Problem:
Leaving out all pictures, return the records word for word.

Data records:

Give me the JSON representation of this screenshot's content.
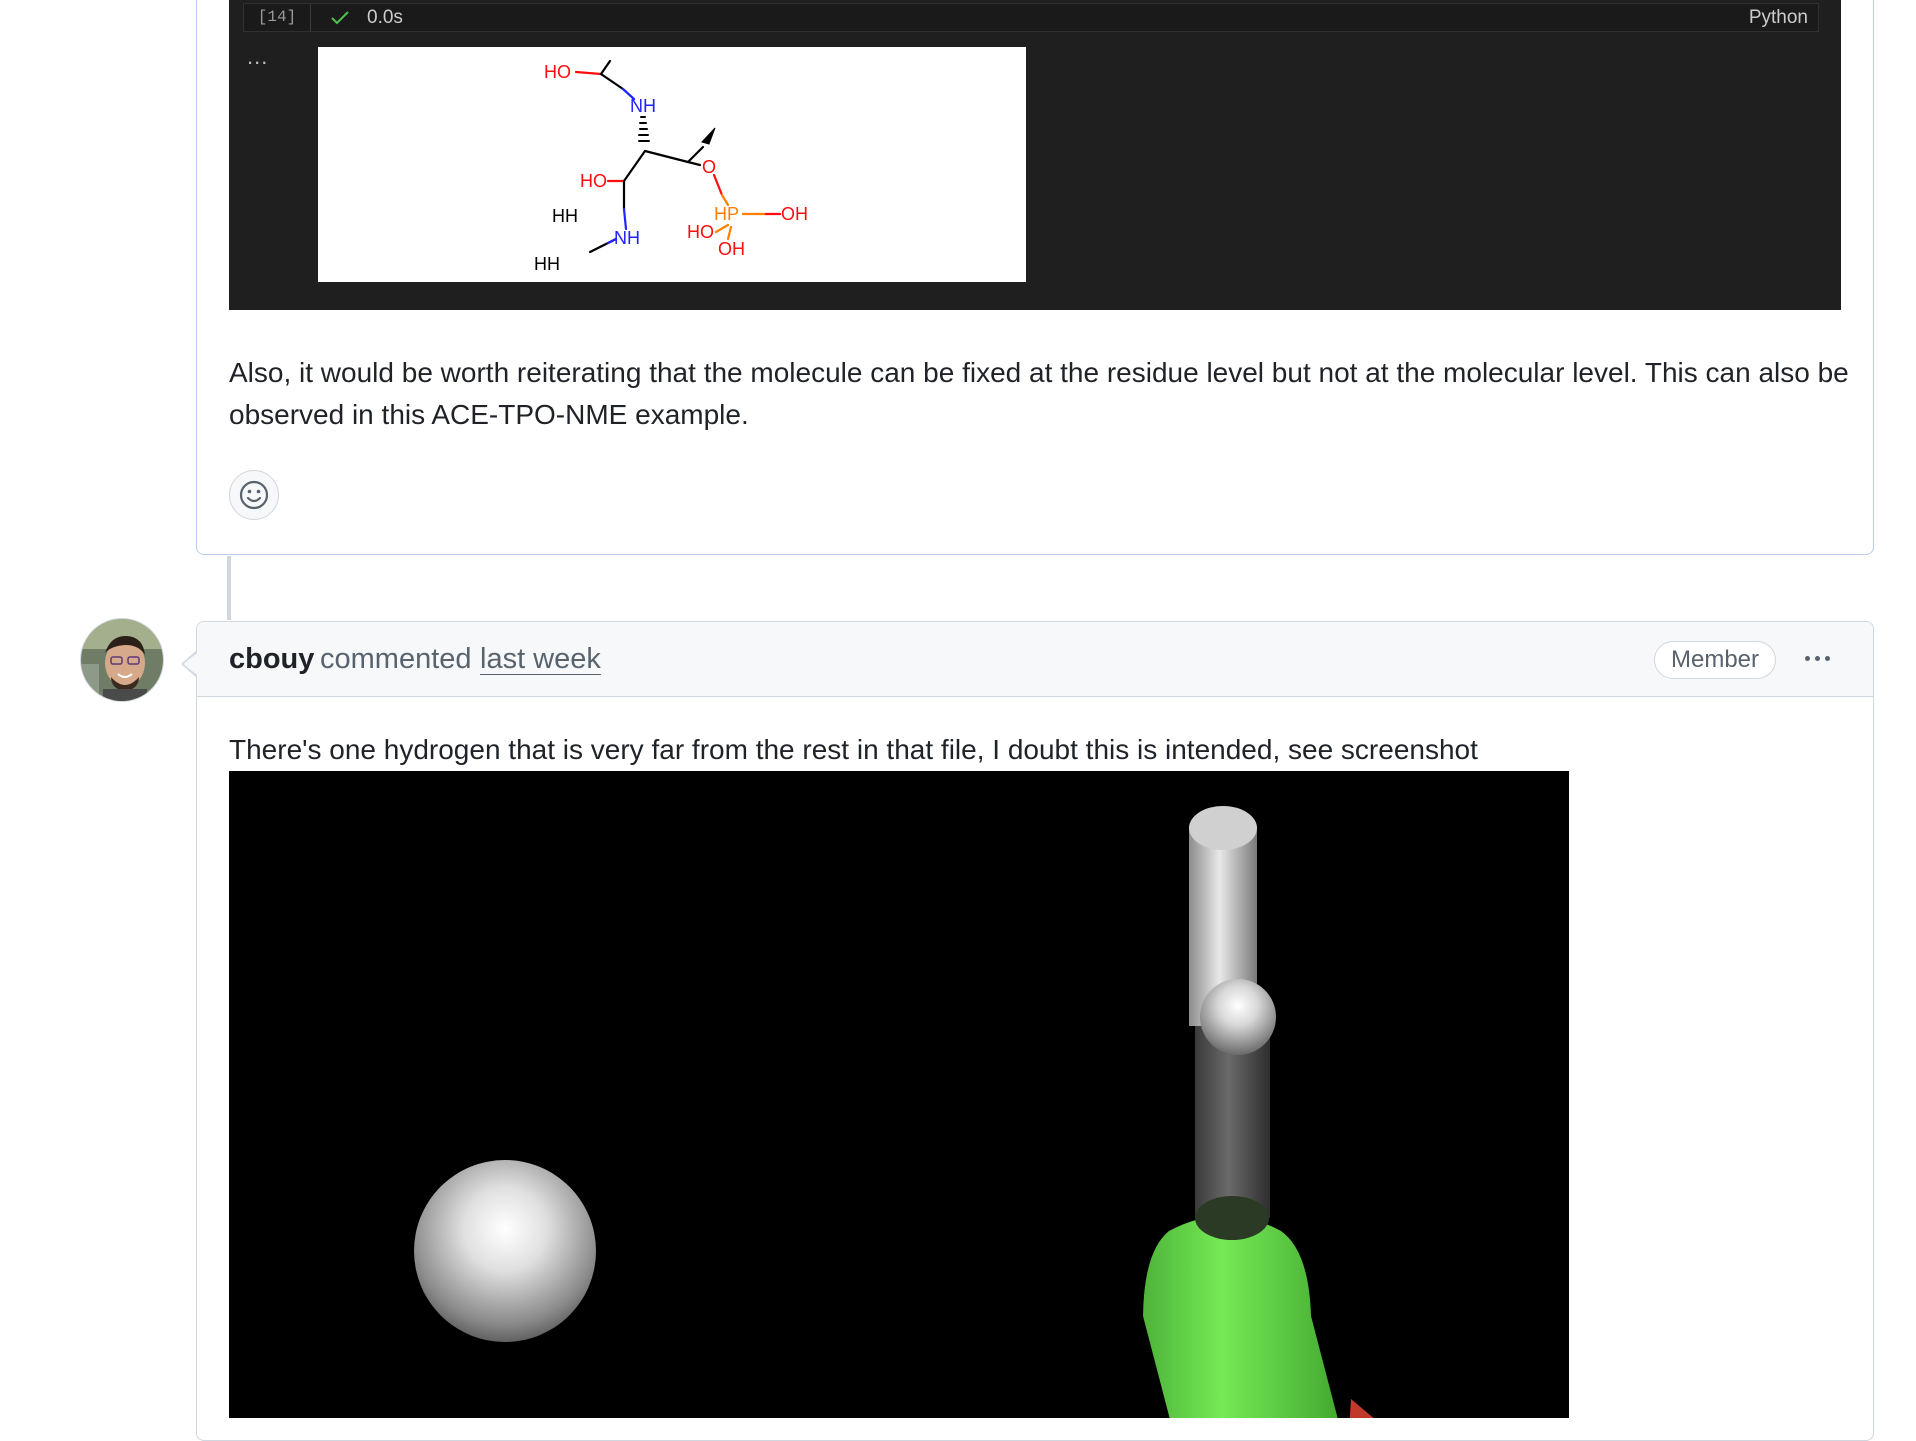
{
  "notebook_cell": {
    "execution_count": "[14]",
    "duration": "0.0s",
    "language": "Python",
    "output_marker": "...",
    "molecule_labels": {
      "ho_top": "HO",
      "nh_top": "NH",
      "ho_mid": "HO",
      "o_ester": "O",
      "hh_upper": "HH",
      "hh_lower": "HH",
      "nh_bottom": "NH",
      "hp": "HP",
      "oh_right": "OH",
      "ho_phos": "HO",
      "oh_bottom": "OH"
    }
  },
  "first_comment": {
    "body": "Also, it would be worth reiterating that the molecule can be fixed at the residue level but not at the molecular level. This can also be observed in this ACE-TPO-NME example."
  },
  "second_comment": {
    "author": "cbouy",
    "action": "commented",
    "timestamp": "last week",
    "badge": "Member",
    "body": "There's one hydrogen that is very far from the rest in that file, I doubt this is intended, see screenshot"
  },
  "icons": {
    "check": "check-icon",
    "reaction": "smiley-icon",
    "menu": "kebab-horizontal-icon"
  },
  "colors": {
    "notebook_bg": "#1f1f1f",
    "oxygen": "#ff0d0d",
    "nitrogen": "#2222ff",
    "phosphorus": "#ff8000",
    "carbon_bond": "#000000",
    "card_border_highlight": "#b6cdf0",
    "bond_green": "#6de650"
  }
}
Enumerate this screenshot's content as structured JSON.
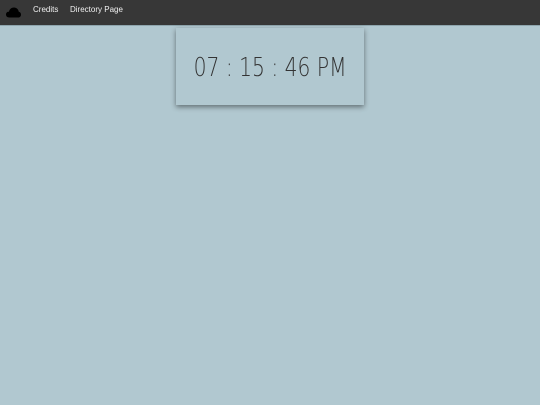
{
  "nav": {
    "logo_icon": "cloud-icon",
    "links": [
      {
        "label": "Credits"
      },
      {
        "label": "Directory Page"
      }
    ]
  },
  "clock": {
    "time": "07 : 15 : 46 PM"
  },
  "colors": {
    "navbar": "#373737",
    "background": "#b1c8d0",
    "clock_text": "#333333"
  }
}
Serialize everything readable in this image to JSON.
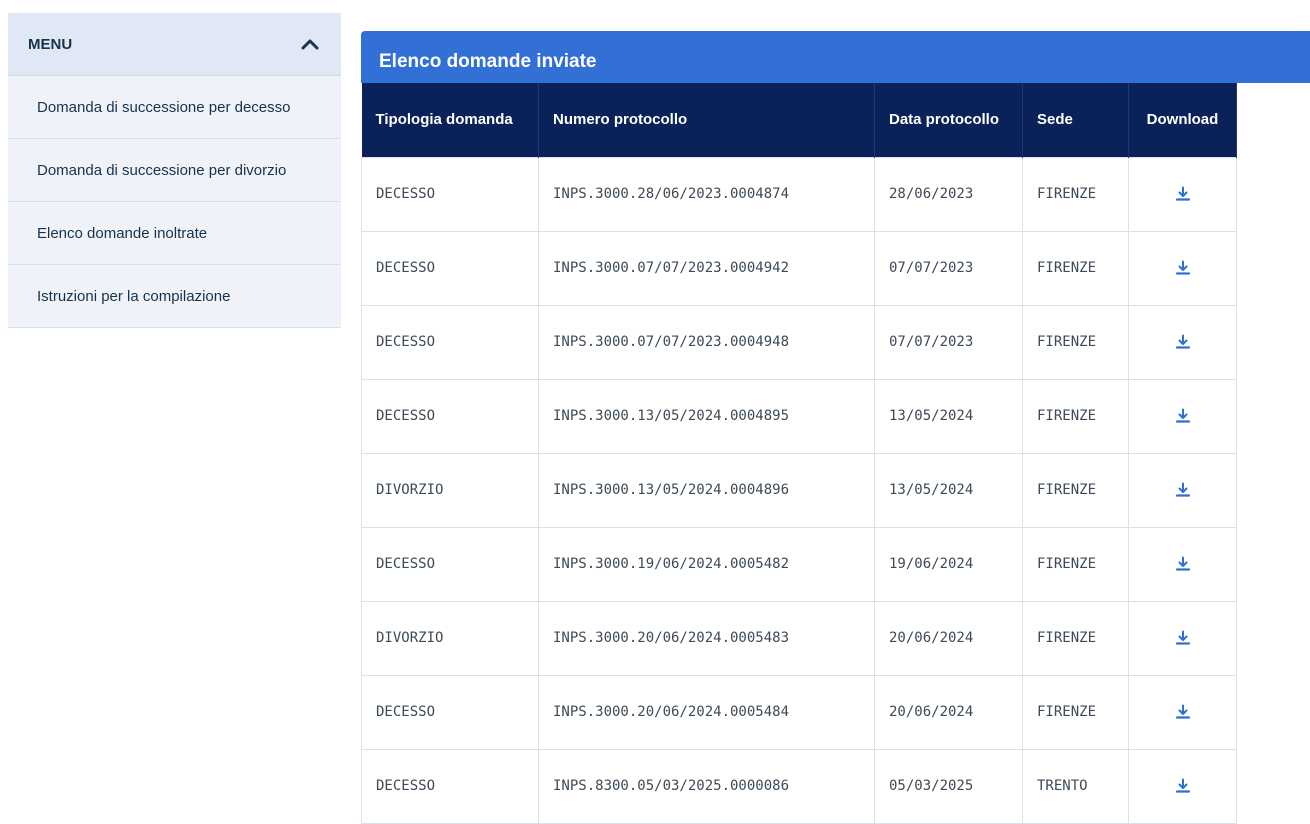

Output for this task:
Give me the JSON representation of this screenshot's content.
{
  "notebook_cell": {
    "execution_count": "[14]",
    "duration": "0.0s",
    "language": "Python",
    "output_marker": "...",
    "molecule_labels": {
      "ho_top": "HO",
      "nh_top": "NH",
      "ho_mid": "HO",
      "o_ester": "O",
      "hh_upper": "HH",
      "hh_lower": "HH",
      "nh_bottom": "NH",
      "hp": "HP",
      "oh_right": "OH",
      "ho_phos": "HO",
      "oh_bottom": "OH"
    }
  },
  "first_comment": {
    "body": "Also, it would be worth reiterating that the molecule can be fixed at the residue level but not at the molecular level. This can also be observed in this ACE-TPO-NME example."
  },
  "second_comment": {
    "author": "cbouy",
    "action": "commented",
    "timestamp": "last week",
    "badge": "Member",
    "body": "There's one hydrogen that is very far from the rest in that file, I doubt this is intended, see screenshot"
  },
  "icons": {
    "check": "check-icon",
    "reaction": "smiley-icon",
    "menu": "kebab-horizontal-icon"
  },
  "colors": {
    "notebook_bg": "#1f1f1f",
    "oxygen": "#ff0d0d",
    "nitrogen": "#2222ff",
    "phosphorus": "#ff8000",
    "carbon_bond": "#000000",
    "card_border_highlight": "#b6cdf0",
    "bond_green": "#6de650"
  }
}
Enumerate this screenshot's content as structured JSON.
{
  "nav": {
    "logo_icon": "cloud-icon",
    "links": [
      {
        "label": "Credits"
      },
      {
        "label": "Directory Page"
      }
    ]
  },
  "clock": {
    "time": "07 : 15 : 46 PM"
  },
  "colors": {
    "navbar": "#373737",
    "background": "#b1c8d0",
    "clock_text": "#333333"
  }
}
Serialize everything readable in this image to JSON.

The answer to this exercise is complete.